Record extracts below:

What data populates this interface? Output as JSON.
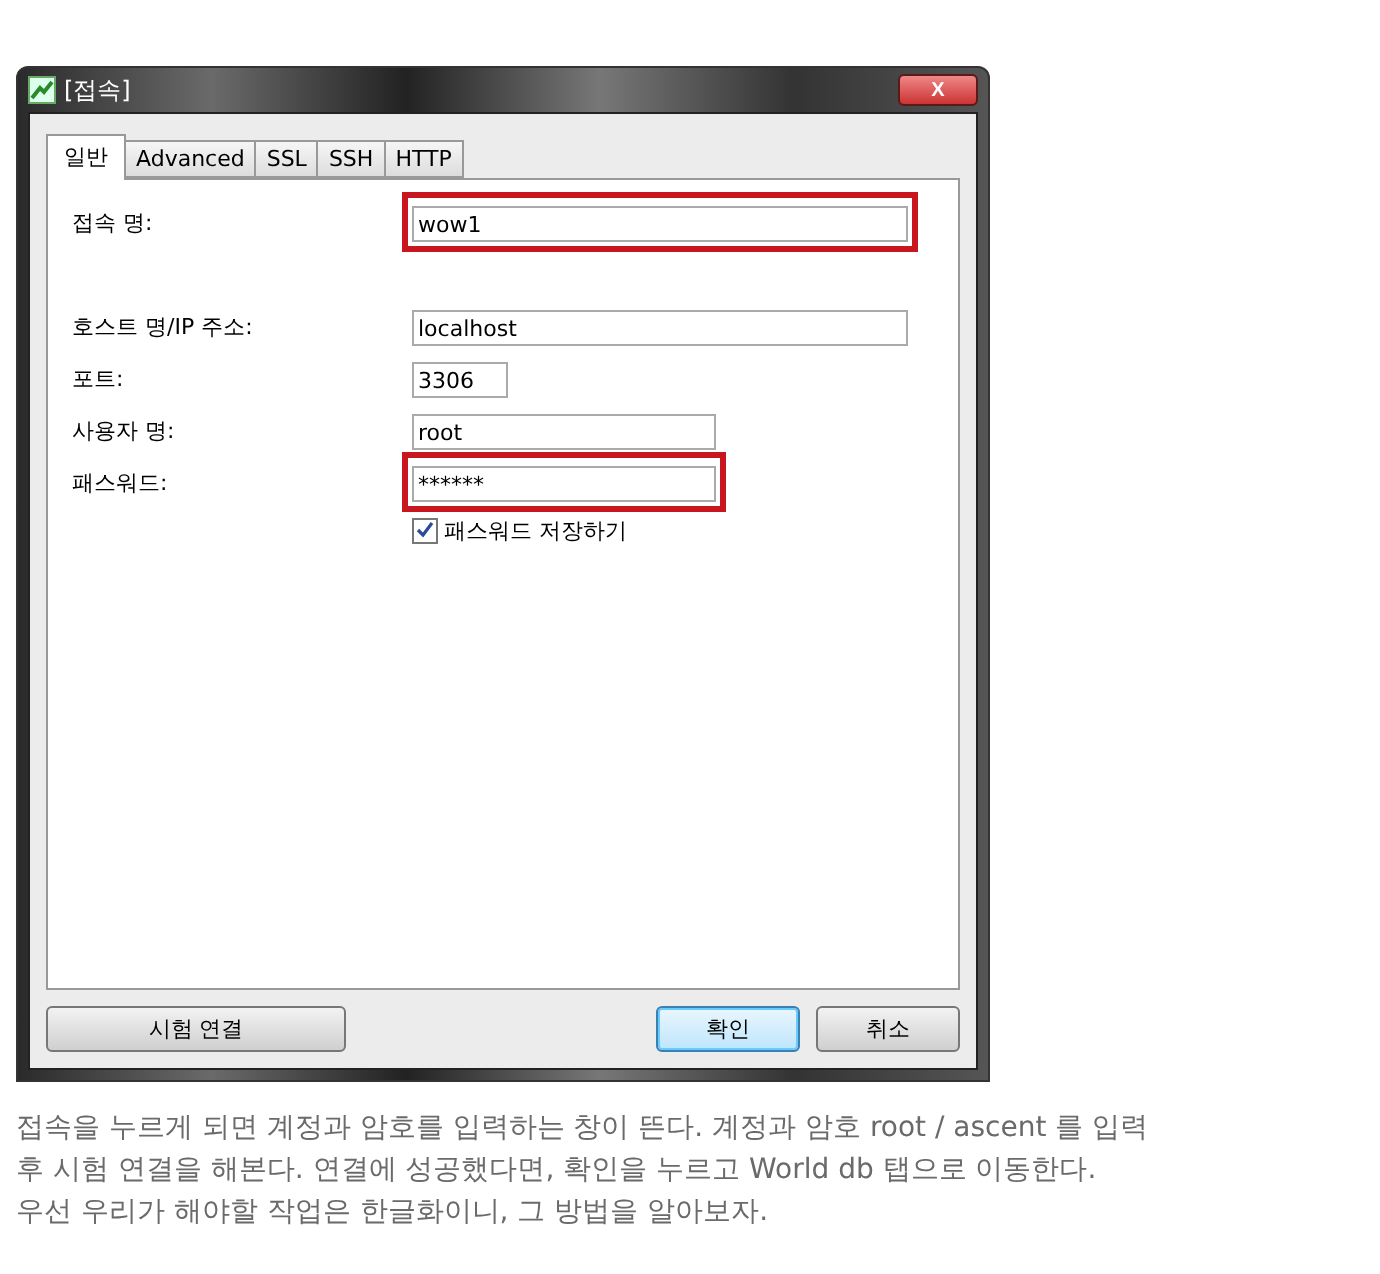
{
  "window": {
    "title": "[접속]",
    "close": "X"
  },
  "tabs": [
    {
      "label": "일반",
      "selected": true
    },
    {
      "label": "Advanced",
      "selected": false
    },
    {
      "label": "SSL",
      "selected": false
    },
    {
      "label": "SSH",
      "selected": false
    },
    {
      "label": "HTTP",
      "selected": false
    }
  ],
  "fields": [
    {
      "label": "접속 명:",
      "value": "wow1",
      "highlighted": true
    },
    {
      "label": "호스트 명/IP 주소:",
      "value": "localhost",
      "highlighted": false
    },
    {
      "label": "포트:",
      "value": "3306",
      "highlighted": false
    },
    {
      "label": "사용자 명:",
      "value": "root",
      "highlighted": false
    },
    {
      "label": "패스워드:",
      "value": "******",
      "highlighted": true
    }
  ],
  "save_password": {
    "label": "패스워드 저장하기",
    "checked": true
  },
  "buttons": [
    {
      "label": "시험 연결",
      "kind": "test",
      "focused": false
    },
    {
      "label": "확인",
      "kind": "ok",
      "focused": true
    },
    {
      "label": "취소",
      "kind": "cancel",
      "focused": false
    }
  ],
  "caption": [
    "접속을 누르게 되면 계정과 암호를 입력하는 창이 뜬다. 계정과 암호 root / ascent 를 입력",
    "후 시험 연결을 해본다. 연결에 성공했다면, 확인을 누르고 World db 탭으로 이동한다.",
    "우선 우리가 해야할 작업은 한글화이니, 그 방법을 알아보자."
  ]
}
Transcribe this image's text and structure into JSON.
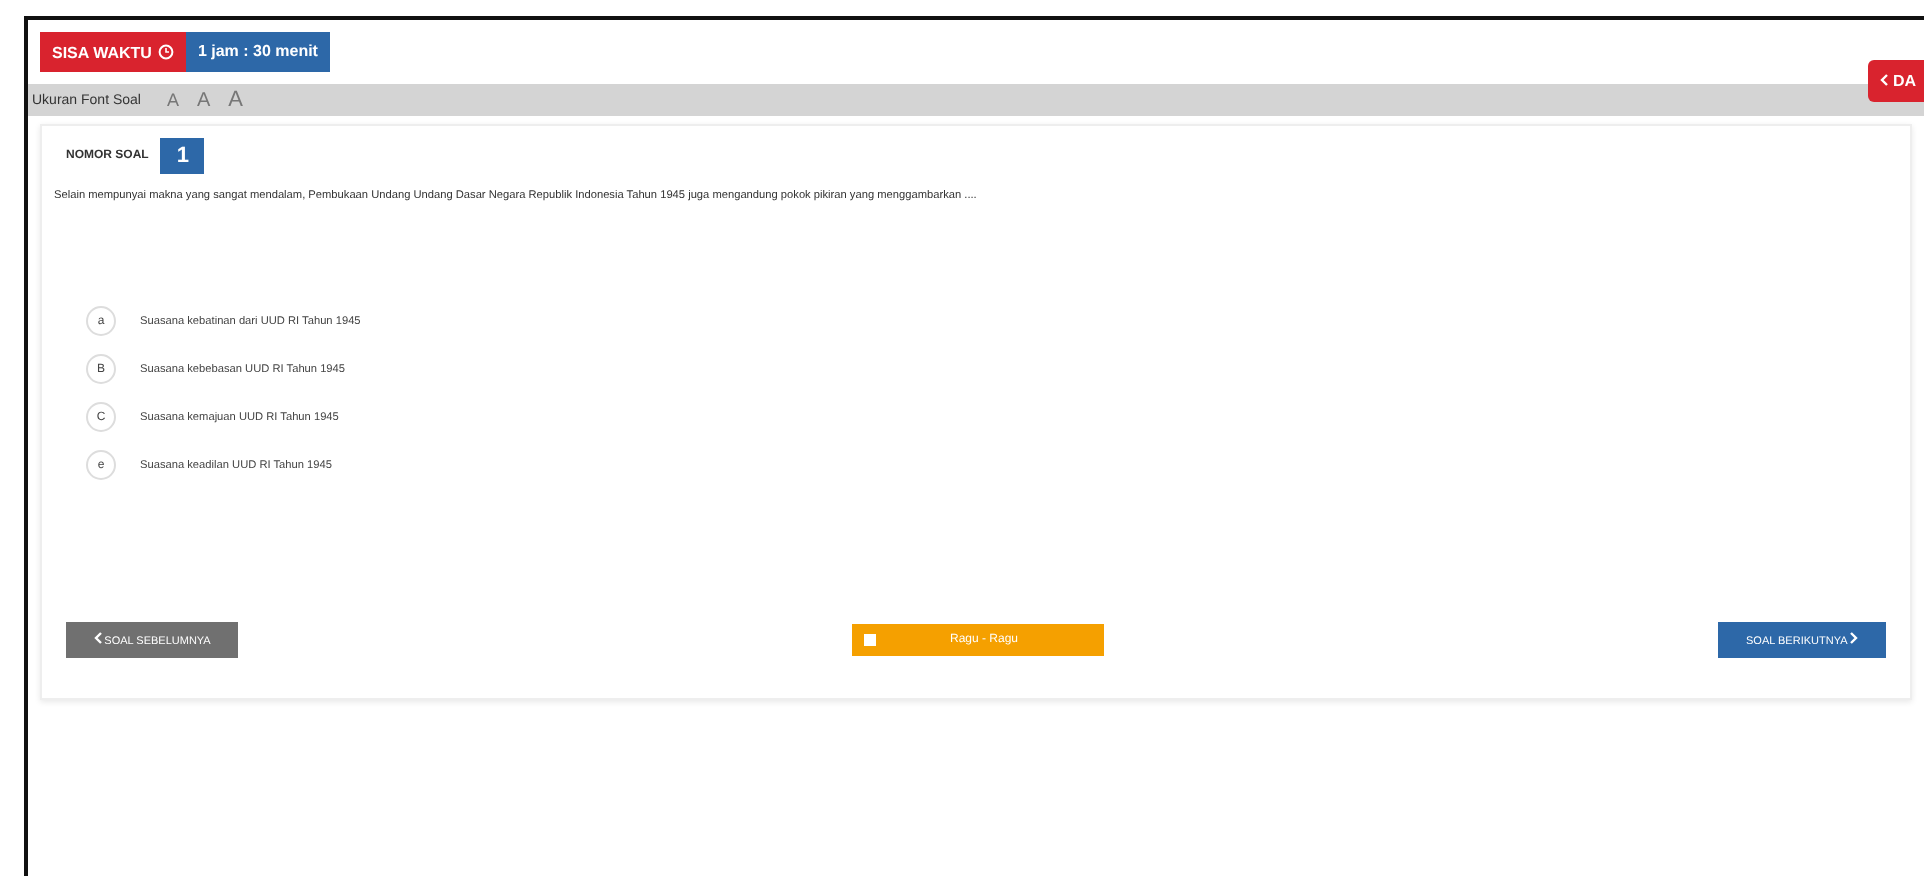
{
  "timer": {
    "label": "SISA WAKTU",
    "value": "1 jam : 30 menit"
  },
  "font_bar": {
    "label": "Ukuran Font Soal",
    "sizes": [
      "A",
      "A",
      "A"
    ]
  },
  "list_button": {
    "label": "DA"
  },
  "question": {
    "number_label": "NOMOR SOAL",
    "number": "1",
    "text": "Selain mempunyai makna yang sangat mendalam, Pembukaan Undang Undang Dasar Negara Republik Indonesia Tahun 1945 juga mengandung pokok pikiran yang menggambarkan ...."
  },
  "options": [
    {
      "letter": "a",
      "text": "Suasana kebatinan dari UUD RI Tahun 1945"
    },
    {
      "letter": "B",
      "text": "Suasana kebebasan UUD RI Tahun 1945"
    },
    {
      "letter": "C",
      "text": "Suasana kemajuan UUD RI Tahun 1945"
    },
    {
      "letter": "e",
      "text": "Suasana keadilan UUD RI Tahun 1945"
    }
  ],
  "buttons": {
    "prev": "SOAL SEBELUMNYA",
    "doubt": "Ragu - Ragu",
    "doubt_checked": false,
    "next": "SOAL BERIKUTNYA"
  }
}
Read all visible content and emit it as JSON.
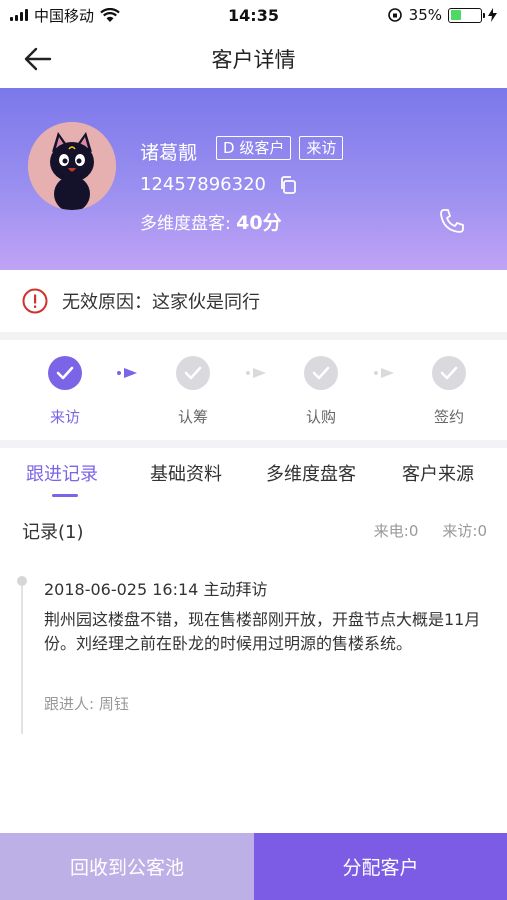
{
  "status_bar": {
    "carrier": "中国移动",
    "time": "14:35",
    "battery_percent": "35%",
    "battery_level": 0.35
  },
  "nav": {
    "title": "客户详情",
    "back_icon": "back-arrow-icon"
  },
  "customer": {
    "name": "诸葛靓",
    "tags": [
      "D 级客户",
      "来访"
    ],
    "phone": "12457896320",
    "score_label": "多维度盘客:",
    "score_value": "40分"
  },
  "invalid": {
    "text": "无效原因：这家伙是同行"
  },
  "steps": [
    {
      "label": "来访",
      "active": true
    },
    {
      "label": "认筹",
      "active": false
    },
    {
      "label": "认购",
      "active": false
    },
    {
      "label": "签约",
      "active": false
    }
  ],
  "tabs": [
    {
      "label": "跟进记录",
      "active": true
    },
    {
      "label": "基础资料",
      "active": false
    },
    {
      "label": "多维度盘客",
      "active": false
    },
    {
      "label": "客户来源",
      "active": false
    }
  ],
  "records": {
    "title": "记录(1)",
    "calls": "来电:0",
    "visits": "来访:0",
    "items": [
      {
        "time": "2018-06-025 16:14 主动拜访",
        "body": "荆州园这楼盘不错，现在售楼部刚开放，开盘节点大概是11月份。刘经理之前在卧龙的时候用过明源的售楼系统。",
        "owner": "跟进人:  周钰"
      }
    ]
  },
  "actions": {
    "recycle": "回收到公客池",
    "assign": "分配客户"
  },
  "colors": {
    "accent": "#7c64e6",
    "header_gradient_top": "#7b78ea",
    "header_gradient_bottom": "#c0a3f5",
    "warning": "#d0312d"
  }
}
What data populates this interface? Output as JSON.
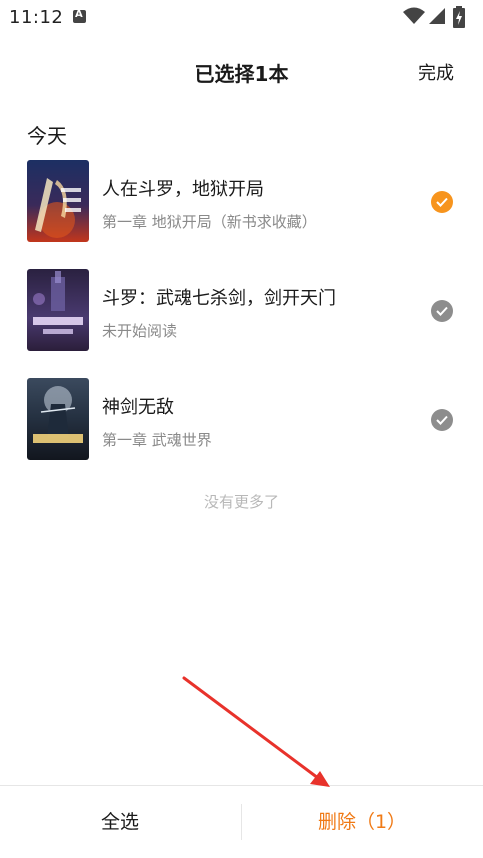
{
  "status_bar": {
    "time": "11:12",
    "notification_icon": "text-a-icon",
    "wifi_icon": "wifi-icon",
    "signal_icon": "cell-signal-icon",
    "battery_icon": "battery-charging-icon"
  },
  "header": {
    "title": "已选择1本",
    "done_label": "完成"
  },
  "section": {
    "title": "今天"
  },
  "books": [
    {
      "title": "人在斗罗，地狱开局",
      "subtitle": "第一章 地狱开局（新书求收藏）",
      "selected": true,
      "cover_text": "人在斗罗地狱开局"
    },
    {
      "title": "斗罗：武魂七杀剑，剑开天门",
      "subtitle": "未开始阅读",
      "selected": false,
      "cover_text": "武魂七杀剑"
    },
    {
      "title": "神剑无敌",
      "subtitle": "第一章 武魂世界",
      "selected": false,
      "cover_text": "神剑无敌"
    }
  ],
  "list_end": "没有更多了",
  "bottom_bar": {
    "select_all_label": "全选",
    "delete_label": "删除（1）"
  },
  "colors": {
    "accent": "#f7941d",
    "delete": "#f07a16",
    "unchecked": "#8d8d8d",
    "annotation_arrow": "#e8322b"
  }
}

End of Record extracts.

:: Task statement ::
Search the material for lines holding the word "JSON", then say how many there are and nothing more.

:: Solution to this problem ::
4